The book is set in Kurusukuppam, a working class district in Pondicherry. The place has its fair share of all kinds of people – from a few who would appear to be eccentric, to upper class Franco-Indian soldiers who fought for the French in the World War, have now settled in this district, have Creole servants, still celebrate the King’s Day and the Bastille Day, are more French than possibly even the French, yet are Indians at heart and in their acts.
Into this potpourri of characters lands Gilbert Thaata, an old Frenchman, who comfortably settles himself in the thinnai of one such soldier. No one knows where he has come from. He finds a roof and food and good alcohol in this thinnai. He starts narrating a tale to his gracious host, and those who come to the thinnai – a tale of his ancestors, and how they came in possession of a precious stone, the Curse of Sita. His wrinkled experience understands the human psychology – this free life of relative luxury is his till he continues to spin his yarn.
Does he hand over this precious stone to his host when departing? Will there be another storyteller?
It was such a fine storytelling that I did not want the story to end. I also wished that I had learnt French to read the original version of the book too.
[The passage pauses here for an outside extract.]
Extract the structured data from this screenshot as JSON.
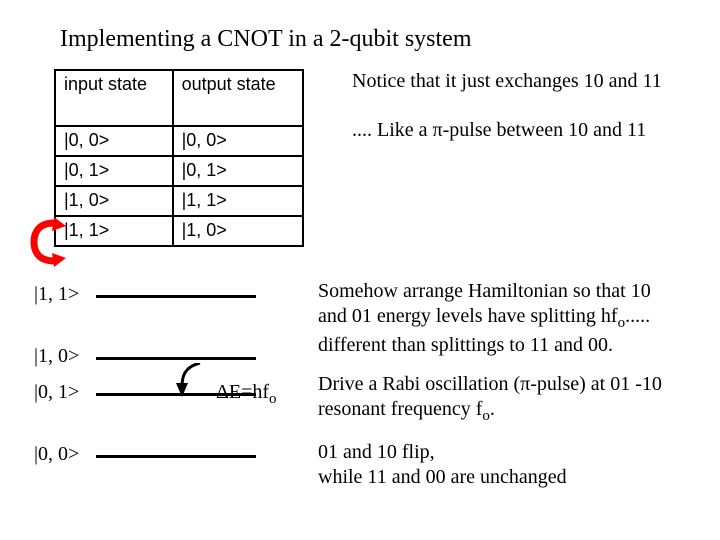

I am certain that Blake Smith has captured all the nuances of the original.